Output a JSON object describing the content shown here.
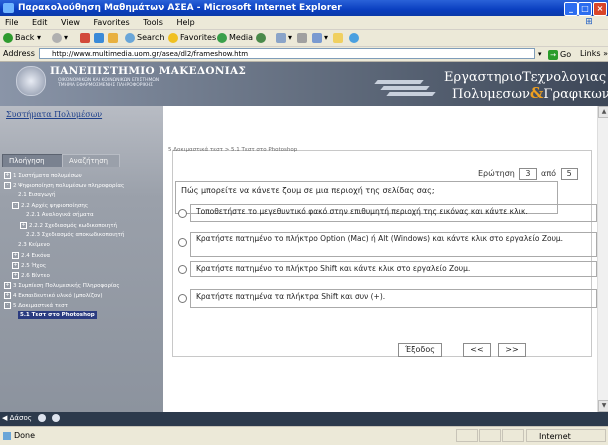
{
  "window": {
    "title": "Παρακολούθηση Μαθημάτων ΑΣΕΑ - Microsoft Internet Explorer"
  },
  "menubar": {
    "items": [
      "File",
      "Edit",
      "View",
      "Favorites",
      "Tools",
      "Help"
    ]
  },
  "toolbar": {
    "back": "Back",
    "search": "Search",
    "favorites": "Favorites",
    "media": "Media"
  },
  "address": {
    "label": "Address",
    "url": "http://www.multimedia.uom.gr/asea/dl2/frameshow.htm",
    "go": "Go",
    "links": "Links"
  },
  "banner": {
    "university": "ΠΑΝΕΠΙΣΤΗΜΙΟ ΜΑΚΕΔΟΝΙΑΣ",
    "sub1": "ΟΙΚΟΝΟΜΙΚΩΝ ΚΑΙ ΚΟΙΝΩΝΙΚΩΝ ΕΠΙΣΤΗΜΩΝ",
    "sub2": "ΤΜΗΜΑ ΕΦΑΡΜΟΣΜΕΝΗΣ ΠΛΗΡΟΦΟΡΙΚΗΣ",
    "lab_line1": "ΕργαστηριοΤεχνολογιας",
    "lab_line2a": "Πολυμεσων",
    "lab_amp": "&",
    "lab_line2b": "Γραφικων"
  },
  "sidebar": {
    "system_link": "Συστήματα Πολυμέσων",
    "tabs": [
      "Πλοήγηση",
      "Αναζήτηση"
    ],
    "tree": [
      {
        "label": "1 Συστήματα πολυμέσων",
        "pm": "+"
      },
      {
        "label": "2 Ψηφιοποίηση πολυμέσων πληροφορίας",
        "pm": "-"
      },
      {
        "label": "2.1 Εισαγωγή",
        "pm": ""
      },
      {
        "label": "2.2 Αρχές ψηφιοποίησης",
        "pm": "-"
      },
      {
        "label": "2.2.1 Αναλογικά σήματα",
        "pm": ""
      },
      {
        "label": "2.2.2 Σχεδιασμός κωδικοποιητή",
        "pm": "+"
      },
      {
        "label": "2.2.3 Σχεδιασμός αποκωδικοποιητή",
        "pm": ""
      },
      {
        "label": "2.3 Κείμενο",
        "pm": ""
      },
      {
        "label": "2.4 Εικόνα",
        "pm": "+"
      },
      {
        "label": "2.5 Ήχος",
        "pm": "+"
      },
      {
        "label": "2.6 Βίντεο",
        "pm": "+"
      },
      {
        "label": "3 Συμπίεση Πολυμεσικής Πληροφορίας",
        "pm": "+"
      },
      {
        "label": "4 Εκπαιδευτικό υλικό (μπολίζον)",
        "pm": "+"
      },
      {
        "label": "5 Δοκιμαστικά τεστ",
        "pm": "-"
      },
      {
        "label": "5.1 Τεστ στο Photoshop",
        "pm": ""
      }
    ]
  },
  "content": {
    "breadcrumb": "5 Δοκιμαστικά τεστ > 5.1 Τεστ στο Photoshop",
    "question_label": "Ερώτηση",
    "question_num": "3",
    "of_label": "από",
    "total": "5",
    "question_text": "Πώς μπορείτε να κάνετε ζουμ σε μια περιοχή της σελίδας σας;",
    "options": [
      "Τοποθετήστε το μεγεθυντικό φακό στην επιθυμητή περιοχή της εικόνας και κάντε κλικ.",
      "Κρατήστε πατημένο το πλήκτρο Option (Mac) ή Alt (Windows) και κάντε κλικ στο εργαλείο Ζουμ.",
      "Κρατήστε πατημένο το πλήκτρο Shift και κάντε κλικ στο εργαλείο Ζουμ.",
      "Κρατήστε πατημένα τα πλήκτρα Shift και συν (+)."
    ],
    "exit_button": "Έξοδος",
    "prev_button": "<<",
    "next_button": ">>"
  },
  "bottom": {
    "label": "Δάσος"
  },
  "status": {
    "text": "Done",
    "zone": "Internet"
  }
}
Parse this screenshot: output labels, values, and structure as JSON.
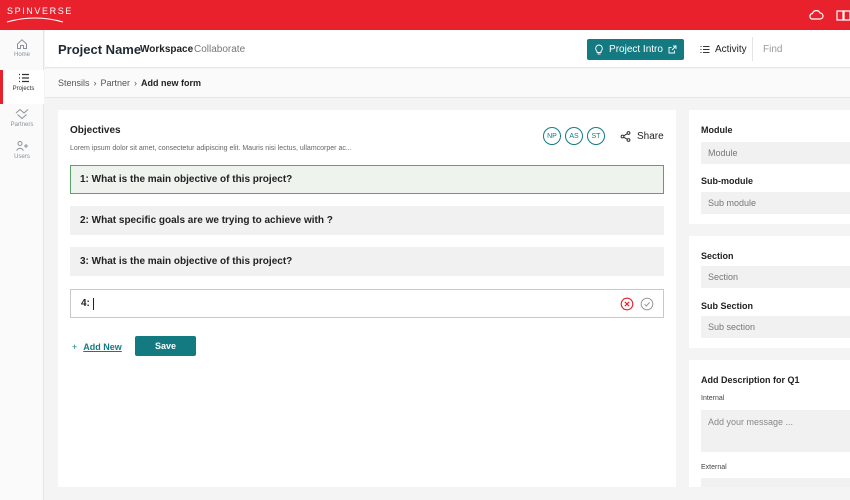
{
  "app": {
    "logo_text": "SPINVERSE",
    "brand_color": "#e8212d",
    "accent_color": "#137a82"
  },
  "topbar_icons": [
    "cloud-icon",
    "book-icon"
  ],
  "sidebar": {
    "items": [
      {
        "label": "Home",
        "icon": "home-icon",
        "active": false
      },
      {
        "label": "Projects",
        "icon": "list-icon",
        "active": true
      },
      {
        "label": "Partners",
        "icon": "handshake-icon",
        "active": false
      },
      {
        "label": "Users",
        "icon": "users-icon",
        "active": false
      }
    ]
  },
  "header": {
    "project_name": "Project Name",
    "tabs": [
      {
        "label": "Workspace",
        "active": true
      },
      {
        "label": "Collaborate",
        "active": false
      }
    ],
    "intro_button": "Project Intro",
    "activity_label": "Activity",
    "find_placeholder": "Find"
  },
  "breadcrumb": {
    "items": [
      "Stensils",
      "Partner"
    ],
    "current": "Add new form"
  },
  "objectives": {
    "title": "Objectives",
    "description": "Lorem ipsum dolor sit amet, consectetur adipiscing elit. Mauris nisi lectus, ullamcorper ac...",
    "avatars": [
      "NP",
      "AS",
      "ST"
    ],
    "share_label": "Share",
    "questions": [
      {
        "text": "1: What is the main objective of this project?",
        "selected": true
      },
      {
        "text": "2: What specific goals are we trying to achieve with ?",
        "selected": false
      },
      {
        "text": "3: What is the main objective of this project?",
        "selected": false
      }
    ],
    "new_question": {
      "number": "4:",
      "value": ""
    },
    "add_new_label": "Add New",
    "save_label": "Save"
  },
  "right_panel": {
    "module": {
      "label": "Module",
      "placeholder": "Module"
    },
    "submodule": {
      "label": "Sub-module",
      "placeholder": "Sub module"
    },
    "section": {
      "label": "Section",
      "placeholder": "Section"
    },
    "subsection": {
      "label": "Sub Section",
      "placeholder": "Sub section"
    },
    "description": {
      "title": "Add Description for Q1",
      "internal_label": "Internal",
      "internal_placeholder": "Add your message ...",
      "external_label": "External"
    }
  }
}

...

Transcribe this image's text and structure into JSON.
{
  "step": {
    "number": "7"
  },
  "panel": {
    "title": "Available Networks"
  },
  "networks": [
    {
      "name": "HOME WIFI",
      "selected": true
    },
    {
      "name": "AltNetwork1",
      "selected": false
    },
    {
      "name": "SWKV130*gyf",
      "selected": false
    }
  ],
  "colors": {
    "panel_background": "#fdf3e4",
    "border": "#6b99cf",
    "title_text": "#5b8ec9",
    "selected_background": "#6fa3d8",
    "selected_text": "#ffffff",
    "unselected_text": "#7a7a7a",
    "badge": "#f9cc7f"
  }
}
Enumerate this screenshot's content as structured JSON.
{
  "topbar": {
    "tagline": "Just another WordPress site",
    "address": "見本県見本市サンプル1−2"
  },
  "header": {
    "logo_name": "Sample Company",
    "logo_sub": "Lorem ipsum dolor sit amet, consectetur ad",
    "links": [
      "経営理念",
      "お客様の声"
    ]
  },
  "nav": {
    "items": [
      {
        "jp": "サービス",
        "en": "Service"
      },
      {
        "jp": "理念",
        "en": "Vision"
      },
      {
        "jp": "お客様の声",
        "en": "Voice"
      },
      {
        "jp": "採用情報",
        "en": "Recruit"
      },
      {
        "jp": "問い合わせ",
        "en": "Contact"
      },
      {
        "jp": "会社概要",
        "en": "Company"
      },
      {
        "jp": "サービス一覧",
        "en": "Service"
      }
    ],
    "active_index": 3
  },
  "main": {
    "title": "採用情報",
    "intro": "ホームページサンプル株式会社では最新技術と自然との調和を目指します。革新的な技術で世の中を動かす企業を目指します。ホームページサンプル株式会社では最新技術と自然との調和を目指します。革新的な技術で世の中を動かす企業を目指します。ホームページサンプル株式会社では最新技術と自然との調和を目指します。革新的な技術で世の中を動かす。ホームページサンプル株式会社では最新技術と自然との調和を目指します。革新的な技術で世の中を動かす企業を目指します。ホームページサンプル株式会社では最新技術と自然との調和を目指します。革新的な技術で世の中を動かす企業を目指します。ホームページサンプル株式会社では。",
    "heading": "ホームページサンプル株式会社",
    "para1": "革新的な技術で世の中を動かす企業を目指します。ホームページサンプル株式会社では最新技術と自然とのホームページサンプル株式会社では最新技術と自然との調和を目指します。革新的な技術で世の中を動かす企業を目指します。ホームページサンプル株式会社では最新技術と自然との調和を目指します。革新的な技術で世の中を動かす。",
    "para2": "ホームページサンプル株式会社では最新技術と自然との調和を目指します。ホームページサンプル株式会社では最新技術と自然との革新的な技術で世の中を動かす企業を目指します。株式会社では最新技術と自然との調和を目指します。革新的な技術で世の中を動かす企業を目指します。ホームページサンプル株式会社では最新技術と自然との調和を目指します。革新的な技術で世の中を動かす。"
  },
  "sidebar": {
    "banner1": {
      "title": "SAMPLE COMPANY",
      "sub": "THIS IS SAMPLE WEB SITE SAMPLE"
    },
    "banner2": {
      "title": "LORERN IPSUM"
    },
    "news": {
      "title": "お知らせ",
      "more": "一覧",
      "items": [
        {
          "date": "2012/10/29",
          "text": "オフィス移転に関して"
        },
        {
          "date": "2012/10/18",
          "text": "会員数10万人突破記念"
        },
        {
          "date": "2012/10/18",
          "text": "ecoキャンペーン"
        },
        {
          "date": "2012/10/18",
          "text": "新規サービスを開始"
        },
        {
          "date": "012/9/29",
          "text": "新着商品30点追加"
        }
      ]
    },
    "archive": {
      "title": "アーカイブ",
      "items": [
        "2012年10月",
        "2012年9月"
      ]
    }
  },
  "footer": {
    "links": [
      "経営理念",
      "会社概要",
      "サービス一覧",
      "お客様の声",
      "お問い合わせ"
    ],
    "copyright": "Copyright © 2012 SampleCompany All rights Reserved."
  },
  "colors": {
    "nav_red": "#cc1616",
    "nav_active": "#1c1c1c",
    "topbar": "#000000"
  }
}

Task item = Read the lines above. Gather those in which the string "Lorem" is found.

Exercise result =
    "description": "Lorem ipsum dolor sit amet, consectetur adipiscing elit. Mauris nisi lectus, ullamcorper ac...",
    "logo_sub": "Lorem ipsum dolor sit amet, consectetur ad",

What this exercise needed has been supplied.